The serine kinase phosphoinositide-dependent kinase 1 (PDK1) regulates T cell development

    Research output: Contribution to journalArticlepeer-review

    107 Citations (Scopus)


    T lymphocyte activation is associated with activation of diverse AGC serine kinases (named after family members protein kinase A, protein kinase G and protein kinase C). It has been difficult to assess the function of these molecules in T cell development with simple gene-deletion strategies because different isoforms of AGC kinases are coexpressed in the thymus and have overlapping, redundant functions. To circumvent these problems, we explored the consequences of genetic manipulation of phosphoinositide-dependent kinase 1 (PDK1), a rate-limiting 'upstream' activator of AGC kinases. Here we analyzed the effect of PDK1 deletion on T lineage development. We also assessed the consequences of reducing PDK1 levels to 10% of normal. Complete PDK1 loss blocked T cell differentiation in the thymus, whereas reduced PDK1 expression allowed T cell differentiation but blocked proliferative expansion. These studies show that AGC family kinases are essential for T cell development.
    Original languageEnglish
    Pages (from-to)539-545
    Number of pages7
    JournalNature Immunology
    Issue number5
    Publication statusPublished - 2004
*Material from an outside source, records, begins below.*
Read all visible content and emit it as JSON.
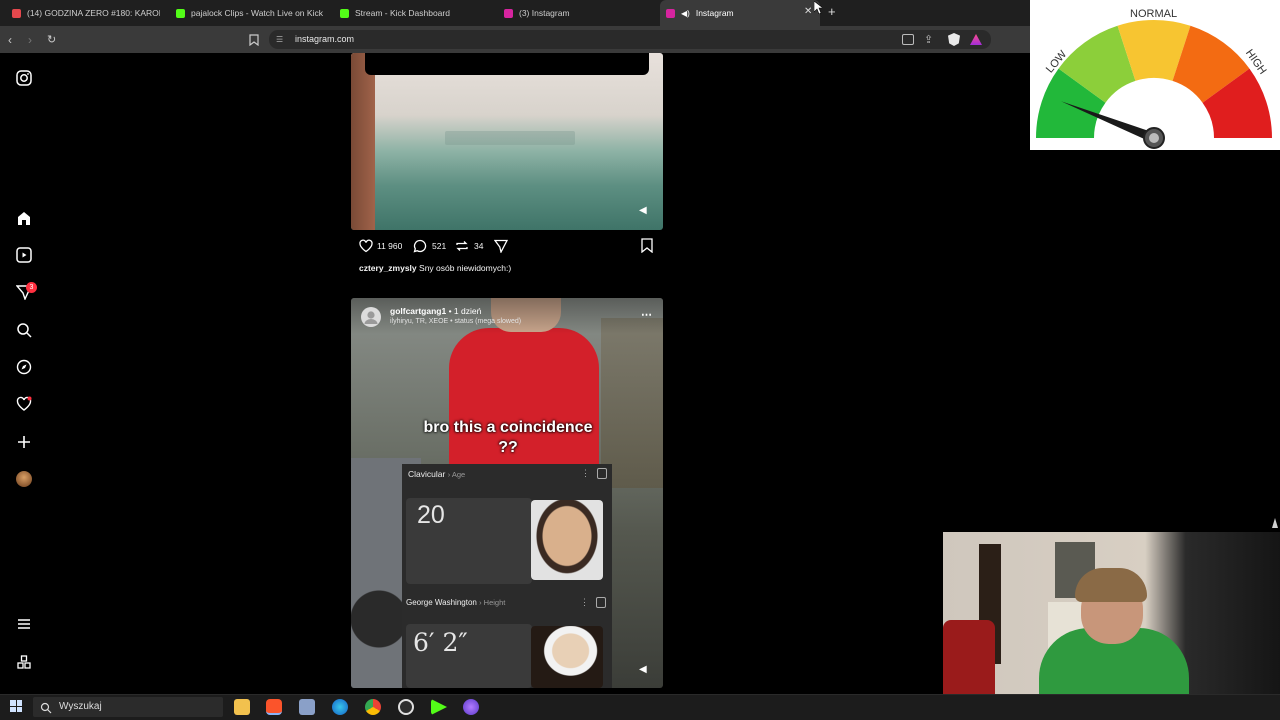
{
  "browser": {
    "tabs": [
      {
        "label": "(14) GODZINA ZERO #180: KAROL N",
        "color": "#e5484d"
      },
      {
        "label": "pajalock Clips - Watch Live on Kick",
        "color": "#53fc18"
      },
      {
        "label": "Stream - Kick Dashboard",
        "color": "#53fc18"
      },
      {
        "label": "(3) Instagram",
        "color": "#d6249f"
      },
      {
        "label": "Instagram",
        "color": "#d6249f"
      }
    ],
    "url": "instagram.com"
  },
  "post1": {
    "likes": "11 960",
    "comments": "521",
    "shares": "34",
    "caption_user": "cztery_zmysly",
    "caption_text": "Sny osób niewidomych:)"
  },
  "post2": {
    "username": "golfcartgang1",
    "time": "• 1 dzień",
    "audio": "ilyhiryu, TR, XEOE • status (mega slowed)",
    "overlay_text": "bro this a coincidence ??",
    "card1_title": "Clavicular",
    "card1_sub": "› Age",
    "card1_value": "20",
    "card2_title": "George Washington",
    "card2_sub": "› Height",
    "card2_value": "6′ 2″"
  },
  "gauge": {
    "label_low": "LOW",
    "label_normal": "NORMAL",
    "label_high": "HIGH",
    "level": 0.12
  },
  "rail": {
    "notification_count": "3"
  },
  "taskbar": {
    "search_placeholder": "Wyszukaj"
  }
}
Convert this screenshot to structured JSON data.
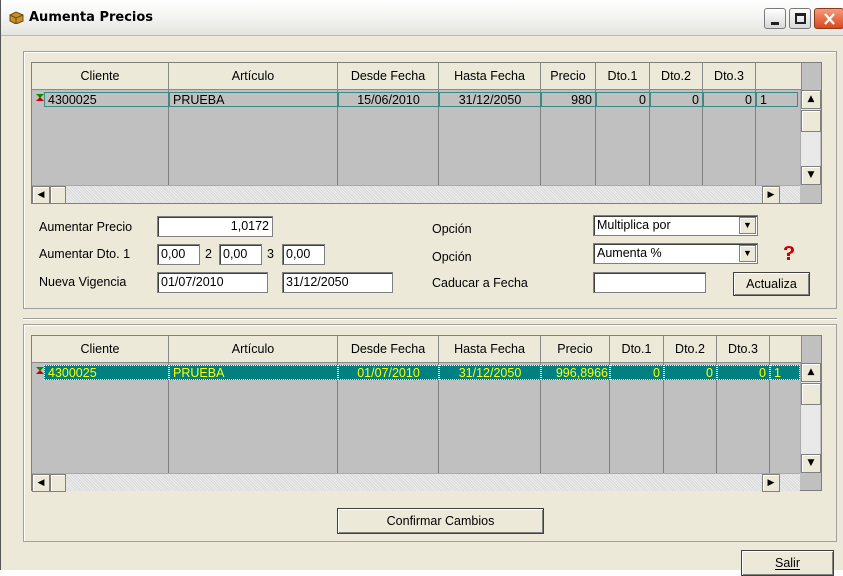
{
  "window": {
    "title": "Aumenta Precios"
  },
  "grid1": {
    "columns": [
      "Cliente",
      "Artículo",
      "Desde Fecha",
      "Hasta Fecha",
      "Precio",
      "Dto.1",
      "Dto.2",
      "Dto.3"
    ],
    "row": {
      "cliente": "4300025",
      "articulo": "PRUEBA",
      "desde": "15/06/2010",
      "hasta": "31/12/2050",
      "precio": "980",
      "dto1": "0",
      "dto2": "0",
      "dto3": "0",
      "extra": "1"
    }
  },
  "form": {
    "aumentar_precio_label": "Aumentar Precio",
    "aumentar_precio_value": "1,0172",
    "aumentar_dto_label": "Aumentar Dto. 1",
    "dto1_value": "0,00",
    "dto2_label": "2",
    "dto2_value": "0,00",
    "dto3_label": "3",
    "dto3_value": "0,00",
    "nueva_vigencia_label": "Nueva Vigencia",
    "vigencia_desde": "01/07/2010",
    "vigencia_hasta": "31/12/2050",
    "opcion1_label": "Opción",
    "opcion1_value": "Multiplica por",
    "opcion2_label": "Opción",
    "opcion2_value": "Aumenta %",
    "caducar_label": "Caducar a Fecha",
    "caducar_value": "",
    "actualiza_label": "Actualiza"
  },
  "grid2": {
    "columns": [
      "Cliente",
      "Artículo",
      "Desde Fecha",
      "Hasta Fecha",
      "Precio",
      "Dto.1",
      "Dto.2",
      "Dto.3"
    ],
    "row": {
      "cliente": "4300025",
      "articulo": "PRUEBA",
      "desde": "01/07/2010",
      "hasta": "31/12/2050",
      "precio": "996,8966",
      "dto1": "0",
      "dto2": "0",
      "dto3": "0",
      "extra": "1"
    }
  },
  "buttons": {
    "confirmar": "Confirmar Cambios",
    "salir": "Salir"
  },
  "colors": {
    "selected_row_bg": "#008080",
    "selected_row_text": "#ffff00"
  }
}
    • T lymphocytes
    • Cell development


    Dive into the research topics of 'The serine kinase phosphoinositide-dependent kinase 1 (PDK1) regulates T cell development'. Together they form a unique fingerprint.

    Cite this